EXTRACTED ENTRIES
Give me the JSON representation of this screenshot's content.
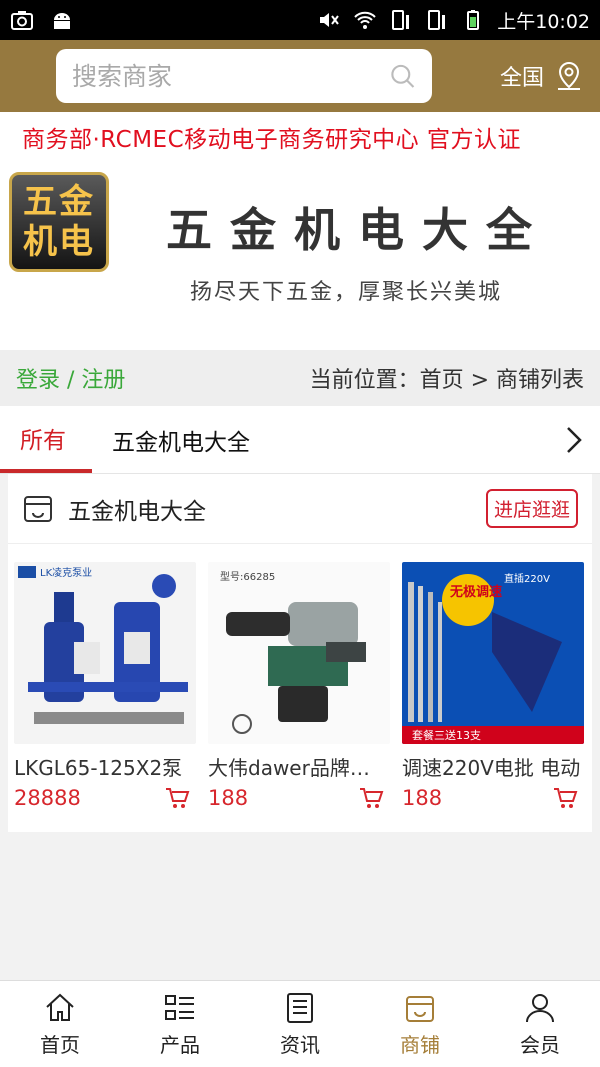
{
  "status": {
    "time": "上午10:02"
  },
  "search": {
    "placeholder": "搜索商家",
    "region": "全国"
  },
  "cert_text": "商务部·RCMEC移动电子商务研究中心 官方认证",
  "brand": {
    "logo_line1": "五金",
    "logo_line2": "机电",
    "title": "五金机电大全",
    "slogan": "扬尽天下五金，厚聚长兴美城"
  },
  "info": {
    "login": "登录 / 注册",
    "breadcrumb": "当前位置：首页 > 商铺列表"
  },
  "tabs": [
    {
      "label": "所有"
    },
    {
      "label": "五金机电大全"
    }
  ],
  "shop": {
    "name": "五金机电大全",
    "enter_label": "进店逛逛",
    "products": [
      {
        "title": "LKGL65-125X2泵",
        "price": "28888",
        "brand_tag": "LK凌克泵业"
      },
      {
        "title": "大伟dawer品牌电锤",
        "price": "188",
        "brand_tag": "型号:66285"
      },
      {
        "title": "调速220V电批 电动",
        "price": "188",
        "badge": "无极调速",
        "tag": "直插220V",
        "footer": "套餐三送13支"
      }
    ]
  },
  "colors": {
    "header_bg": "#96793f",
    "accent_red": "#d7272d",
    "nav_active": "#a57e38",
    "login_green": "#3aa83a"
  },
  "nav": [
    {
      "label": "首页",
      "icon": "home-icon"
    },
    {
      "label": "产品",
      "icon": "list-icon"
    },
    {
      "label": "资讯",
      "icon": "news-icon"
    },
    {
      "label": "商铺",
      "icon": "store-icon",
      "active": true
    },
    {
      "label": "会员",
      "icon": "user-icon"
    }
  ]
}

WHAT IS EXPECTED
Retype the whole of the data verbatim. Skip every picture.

EXERCISE OUTPUT
Give me the JSON representation of this screenshot's content.
{
  "status": {
    "time": "上午10:02"
  },
  "search": {
    "placeholder": "搜索商家",
    "region": "全国"
  },
  "cert_text": "商务部·RCMEC移动电子商务研究中心 官方认证",
  "brand": {
    "logo_line1": "五金",
    "logo_line2": "机电",
    "title": "五金机电大全",
    "slogan": "扬尽天下五金，厚聚长兴美城"
  },
  "info": {
    "login": "登录 / 注册",
    "breadcrumb": "当前位置：首页 > 商铺列表"
  },
  "tabs": [
    {
      "label": "所有"
    },
    {
      "label": "五金机电大全"
    }
  ],
  "shop": {
    "name": "五金机电大全",
    "enter_label": "进店逛逛",
    "products": [
      {
        "title": "LKGL65-125X2泵",
        "price": "28888",
        "brand_tag": "LK凌克泵业"
      },
      {
        "title": "大伟dawer品牌电锤",
        "price": "188",
        "brand_tag": "型号:66285"
      },
      {
        "title": "调速220V电批 电动",
        "price": "188",
        "badge": "无极调速",
        "tag": "直插220V",
        "footer": "套餐三送13支"
      }
    ]
  },
  "colors": {
    "header_bg": "#96793f",
    "accent_red": "#d7272d",
    "nav_active": "#a57e38",
    "login_green": "#3aa83a"
  },
  "nav": [
    {
      "label": "首页",
      "icon": "home-icon"
    },
    {
      "label": "产品",
      "icon": "list-icon"
    },
    {
      "label": "资讯",
      "icon": "news-icon"
    },
    {
      "label": "商铺",
      "icon": "store-icon",
      "active": true
    },
    {
      "label": "会员",
      "icon": "user-icon"
    }
  ]
}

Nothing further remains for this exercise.